But in the early 2000s, the show was just a concept that revolved around a balding guy named Ed Peselman and five nameless gay men recruited to make him over.
We spoke to “Queer Eye” creators David Collins and Michael Williams this year for HuffPost’s oral history of the series, and they shared with us the pitch book they crafted to sell the show over 15 years ago, featuring Ed first in various disheveled states, then looking sharp.
As the origin story goes, Collins and Williams were at an art party in Boston in September 2001 when they spotted a woman haranguing her date about his wardrobe. Three gay men nearby soon surrounded the couple, urging her to ease up and making suggestions about how the guy could improve his image. Just like that, a reality show was born.
Williams recalls that Collins turned to him and said these exact words: “Queer Eye for the Straight Guy.”
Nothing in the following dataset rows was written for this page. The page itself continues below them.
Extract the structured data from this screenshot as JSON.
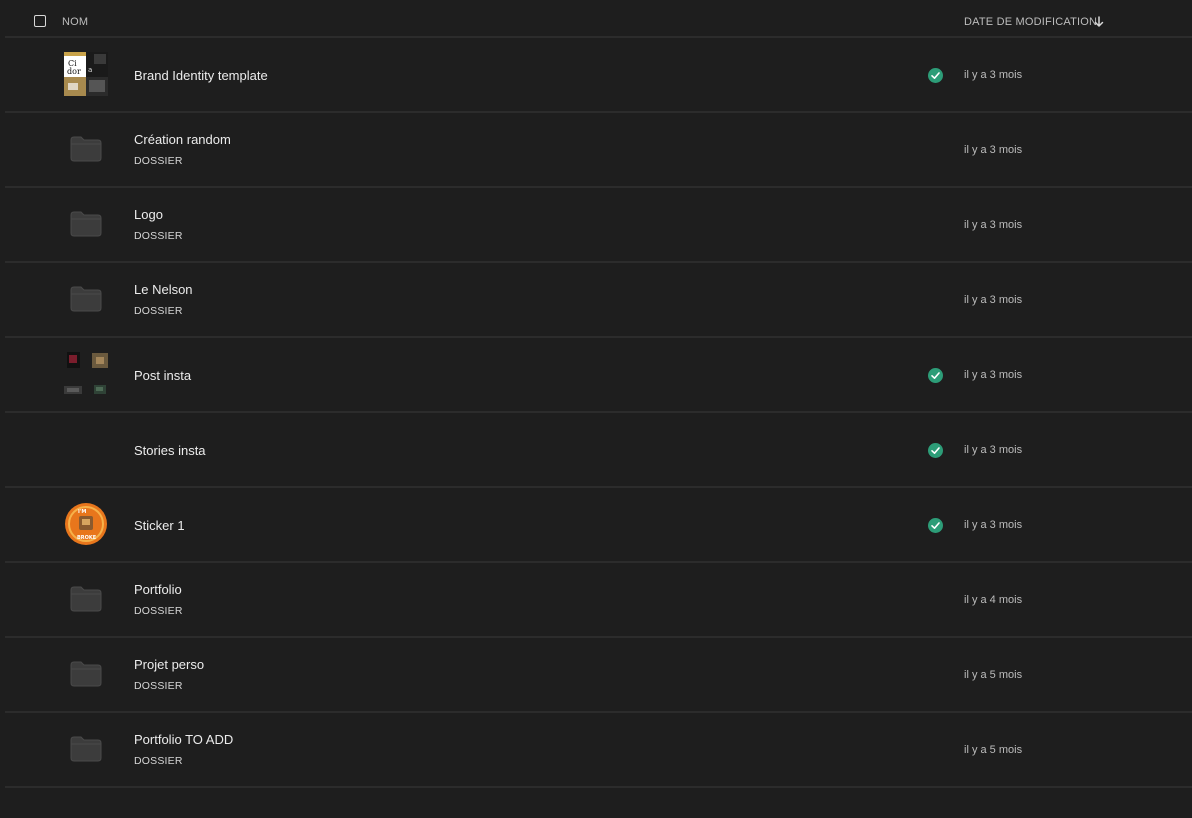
{
  "header": {
    "col_name": "NOM",
    "col_date": "DATE DE MODIFICATION"
  },
  "icons": {
    "folder": "folder-icon",
    "synced": "check-circle-icon",
    "sort": "arrow-down-icon",
    "checkbox": "checkbox-icon"
  },
  "colors": {
    "background": "#1e1e1e",
    "divider": "#2c2c2c",
    "sync_green": "#2d9d78",
    "folder": "#3c3c3c"
  },
  "rows": [
    {
      "name": "Brand Identity template",
      "type": "",
      "date": "il y a 3 mois",
      "synced": true,
      "thumb": "brand"
    },
    {
      "name": "Création random",
      "type": "DOSSIER",
      "date": "il y a 3 mois",
      "synced": false,
      "thumb": "folder"
    },
    {
      "name": "Logo",
      "type": "DOSSIER",
      "date": "il y a 3 mois",
      "synced": false,
      "thumb": "folder"
    },
    {
      "name": "Le Nelson",
      "type": "DOSSIER",
      "date": "il y a 3 mois",
      "synced": false,
      "thumb": "folder"
    },
    {
      "name": "Post insta",
      "type": "",
      "date": "il y a 3 mois",
      "synced": true,
      "thumb": "post"
    },
    {
      "name": "Stories insta",
      "type": "",
      "date": "il y a 3 mois",
      "synced": true,
      "thumb": "none"
    },
    {
      "name": "Sticker 1",
      "type": "",
      "date": "il y a 3 mois",
      "synced": true,
      "thumb": "sticker"
    },
    {
      "name": "Portfolio",
      "type": "DOSSIER",
      "date": "il y a 4 mois",
      "synced": false,
      "thumb": "folder"
    },
    {
      "name": "Projet perso",
      "type": "DOSSIER",
      "date": "il y a 5 mois",
      "synced": false,
      "thumb": "folder"
    },
    {
      "name": "Portfolio TO ADD",
      "type": "DOSSIER",
      "date": "il y a 5 mois",
      "synced": false,
      "thumb": "folder"
    }
  ]
}
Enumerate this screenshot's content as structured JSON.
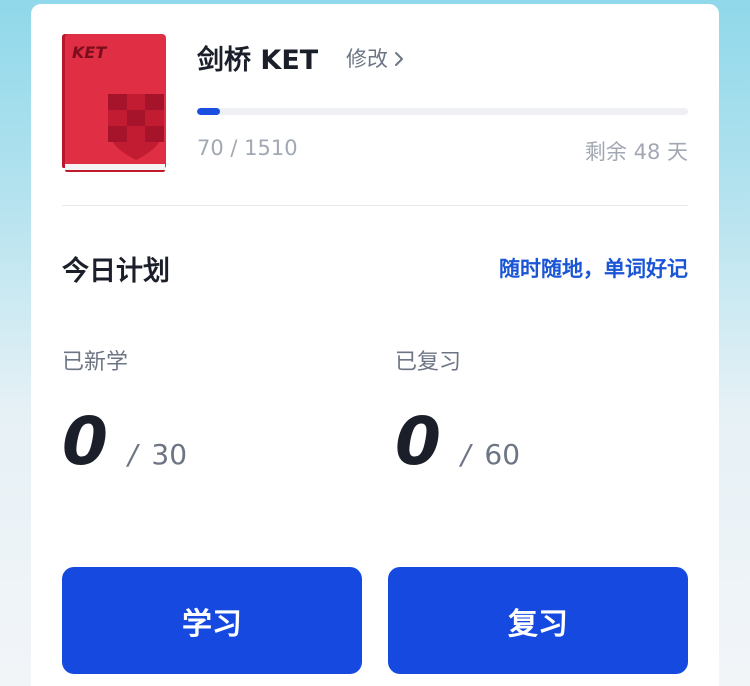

From there, the duo created the pitch book (starring Ed), inspired by Esquire magazine’s five main sections, which became the Fab Five’s areas of expertise: fashion, grooming, design, culture and food and wine. MTV liked the idea, but Bravo ― then a sleepy arts network best known for “Inside the Actors Studio” ― ended up picking up the show, which came to redefine the entire channel and even popular culture at large.
Williams provided HuffPost with PDFs of the pitch book, which you can scroll through below. Read our full oral history here.